The American Farm Bureau Federation and the National Pork Producers Council have closed the final chapter of their lawsuit challenging the Environmental Protection Agency’s release of farmer and rancher personal information. A federal judge has approved a settlement that secures the private, and oftentimes detailed information of thousands of livestock and poultry farmers in 36 states. The settlement agreement, reached with current EPA Administrator Scott Pruitt, eliminates the need for a court order by spelling out exactly what information can remain in the spreadsheets released by the agency: only the city, county, zip code and permit status of an operation will be released.
Freeze Damage Reported in Southeastern States
USDA meteorologist, Brad Rippey, looks at some of the states and some of the crops impacted by a mid-March freeze event in the Southeast.
“Looking at some of the state reports that have come out, there certainly are some indications of damage to many, many crops. Looking through some of the quotes from the USDA/NASS reports, not surprisingly it looks like Georgia and South Carolina are some of the hardest hit, and also coming in from other reports in the southeast, indicating some producers just abandoning the winter wheat crop in terms of trying to harvest it for grain, and then just then moving to cutting it for forage.
Now, on the positive side, a big crop out of Georgia, onions, were largely unscathed by the cold.”
No Farm Bill Without SNAP

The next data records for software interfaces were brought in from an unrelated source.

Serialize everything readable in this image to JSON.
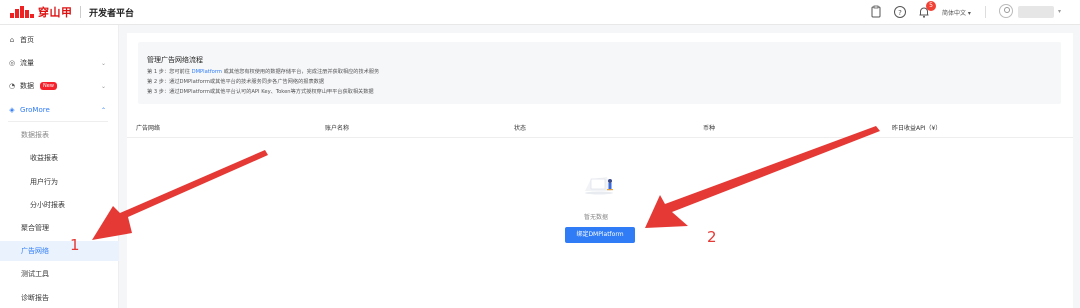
{
  "header": {
    "logo_text": "穿山甲",
    "platform_title": "开发者平台",
    "notification_count": "5",
    "language": "简体中文"
  },
  "sidebar": {
    "items": [
      {
        "label": "首页",
        "icon": "home-icon"
      },
      {
        "label": "流量",
        "icon": "traffic-icon"
      },
      {
        "label": "数据",
        "icon": "data-icon",
        "badge": "New"
      },
      {
        "label": "GroMore",
        "icon": "gromore-icon"
      }
    ],
    "gromore_sub": {
      "group_label": "数据报表",
      "report_items": [
        "收益报表",
        "用户行为",
        "分小时报表"
      ],
      "items": [
        "聚合管理",
        "广告网络",
        "测试工具",
        "诊断报告"
      ]
    }
  },
  "guide": {
    "title": "管理广告网络流程",
    "step1_prefix": "第 1 步：您可前往",
    "step1_link": "DMPlatform",
    "step1_suffix": "或其他您有权使用的数据存储平台，完成注册并获取相应的技术服务",
    "step2": "第 2 步：通过DMPlatform或其他平台的技术服务同步各广告网络的报表数据",
    "step3": "第 3 步：通过DMPlatform或其他平台认可的API Key、Token等方式授权穿山甲平台获取相关数据"
  },
  "table": {
    "columns": [
      "广告网络",
      "账户名称",
      "状态",
      "币种",
      "昨日收益API（¥）"
    ]
  },
  "empty": {
    "text": "暂无数据",
    "button": "绑定DMPlatform"
  },
  "annotations": {
    "label1": "1",
    "label2": "2",
    "color": "#e53935"
  },
  "colors": {
    "primary": "#2f7cf6",
    "brand": "#dd1111",
    "badge": "#f04134"
  }
}
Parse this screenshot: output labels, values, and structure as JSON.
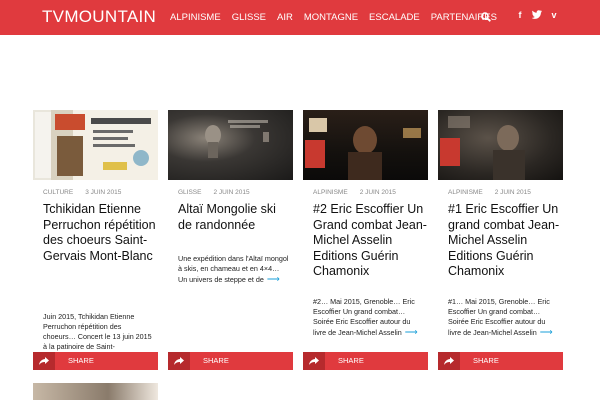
{
  "header": {
    "logo": "TVMOUNTAIN",
    "nav": [
      "ALPINISME",
      "GLISSE",
      "AIR",
      "MONTAGNE",
      "ESCALADE",
      "PARTENAIRES"
    ],
    "social": [
      "f",
      "t",
      "v"
    ],
    "accent_color": "#e03a3e"
  },
  "cards": [
    {
      "category": "CULTURE",
      "date": "3 JUIN 2015",
      "title": "Tchikidan Etienne Perruchon répétition des choeurs Saint-Gervais Mont-Blanc",
      "excerpt": "Juin 2015, Tchikidan Etienne Perruchon répétition des choeurs… Concert le 13 juin 2015 à la patinoire de Saint-",
      "more": "",
      "share": "SHARE"
    },
    {
      "category": "GLISSE",
      "date": "2 JUIN 2015",
      "title": "Altaï Mongolie ski de randonnée",
      "excerpt": "Une expédition dans l'Altaï mongol à skis, en chameau et en 4×4… Un univers de steppe et de",
      "more": "⟶",
      "share": "SHARE"
    },
    {
      "category": "ALPINISME",
      "date": "2 JUIN 2015",
      "title": "#2 Eric Escoffier Un Grand combat Jean-Michel Asselin Editions Guérin Chamonix",
      "excerpt": "#2… Mai 2015, Grenoble… Eric Escoffier Un grand combat… Soirée Eric Escoffier autour du livre de Jean-Michel Asselin",
      "more": "⟶",
      "share": "SHARE"
    },
    {
      "category": "ALPINISME",
      "date": "2 JUIN 2015",
      "title": "#1 Eric Escoffier Un grand combat Jean-Michel Asselin Editions Guérin Chamonix",
      "excerpt": "#1… Mai 2015, Grenoble… Eric Escoffier Un grand combat… Soirée Eric Escoffier autour du livre de Jean-Michel Asselin",
      "more": "⟶",
      "share": "SHARE"
    }
  ]
}
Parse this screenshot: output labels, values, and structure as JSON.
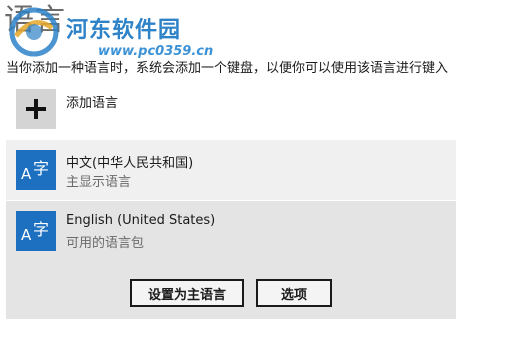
{
  "page": {
    "title": "语言",
    "description": "当你添加一种语言时，系统会添加一个键盘，以便你可以使用该语言进行键入"
  },
  "watermark": {
    "name": "河东软件园",
    "url": "www.pc0359.cn"
  },
  "add_language": {
    "icon": "plus-icon",
    "label": "添加语言"
  },
  "languages": [
    {
      "icon": "language-icon",
      "icon_letter": "A",
      "icon_glyph": "字",
      "name": "中文(中华人民共和国)",
      "status": "主显示语言"
    },
    {
      "icon": "language-icon",
      "icon_letter": "A",
      "icon_glyph": "字",
      "name": "English (United States)",
      "status": "可用的语言包"
    }
  ],
  "actions": {
    "set_primary": "设置为主语言",
    "options": "选项"
  },
  "colors": {
    "accent": "#1d6fc0",
    "watermark": "#2d82c8"
  }
}
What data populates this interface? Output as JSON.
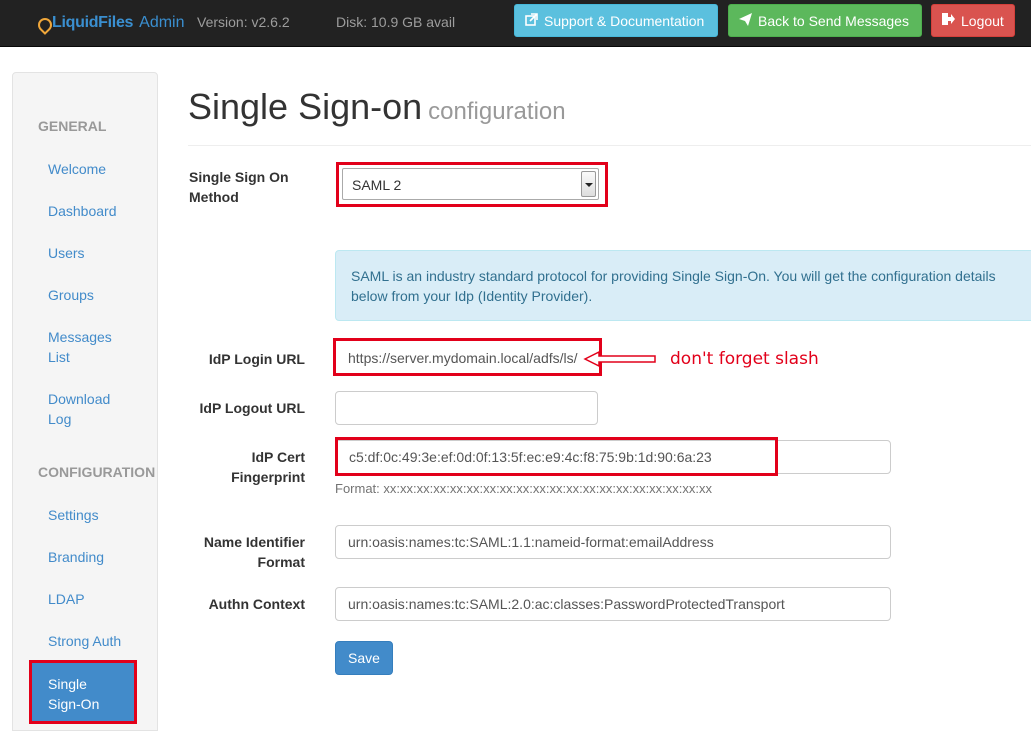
{
  "navbar": {
    "brand_part1": "LiquidFiles",
    "brand_part2": "Admin",
    "version": "Version: v2.6.2",
    "disk": "Disk: 10.9 GB avail",
    "support_label": "Support & Documentation",
    "back_label": "Back to Send Messages",
    "logout_label": "Logout"
  },
  "sidebar": {
    "general_header": "GENERAL",
    "general_items": [
      {
        "label": "Welcome"
      },
      {
        "label": "Dashboard"
      },
      {
        "label": "Users"
      },
      {
        "label": "Groups"
      },
      {
        "label": "Messages List"
      },
      {
        "label": "Download Log"
      }
    ],
    "config_header": "CONFIGURATION",
    "config_items": [
      {
        "label": "Settings"
      },
      {
        "label": "Branding"
      },
      {
        "label": "LDAP"
      },
      {
        "label": "Strong Auth"
      },
      {
        "label": "Single Sign-On"
      }
    ]
  },
  "page": {
    "title": "Single Sign-on",
    "subtitle": "configuration"
  },
  "form": {
    "sso_method_label": "Single Sign On Method",
    "sso_method_value": "SAML 2",
    "info_text": "SAML is an industry standard protocol for providing Single Sign-On. You will get the configuration details below from your Idp (Identity Provider).",
    "idp_login_label": "IdP Login URL",
    "idp_login_value": "https://server.mydomain.local/adfs/ls/",
    "idp_login_note": "don't forget slash",
    "idp_logout_label": "IdP Logout URL",
    "idp_logout_value": "",
    "idp_cert_label": "IdP Cert Fingerprint",
    "idp_cert_value": "c5:df:0c:49:3e:ef:0d:0f:13:5f:ec:e9:4c:f8:75:9b:1d:90:6a:23",
    "idp_cert_help": "Format: xx:xx:xx:xx:xx:xx:xx:xx:xx:xx:xx:xx:xx:xx:xx:xx:xx:xx:xx:xx",
    "name_id_label": "Name Identifier Format",
    "name_id_value": "urn:oasis:names:tc:SAML:1.1:nameid-format:emailAddress",
    "authn_label": "Authn Context",
    "authn_value": "urn:oasis:names:tc:SAML:2.0:ac:classes:PasswordProtectedTransport",
    "save_label": "Save"
  },
  "colors": {
    "highlight": "#e2001a",
    "primary": "#428bca",
    "navbar": "#222222"
  }
}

The Ranking member of the House Agriculture Subcommittee on Nutrition says there will be no farm bill without the Supplemental Nutrition Assistance Program, or SNAP. Democrat James McGovern of Massachusetts at the opening of a hearing titled The Next Farm Bill: The Future of SNAP, warned lawmakers, by saying “don’t even think of separating the nutrition title from the farm bill.” He said such a move would be a “huge mistake” and guaranteed there “will be no farm bill,” if the committee separates SNAP from the farm bill. Further, he wanted the House Agriculture Committee to not “screw around with the program.”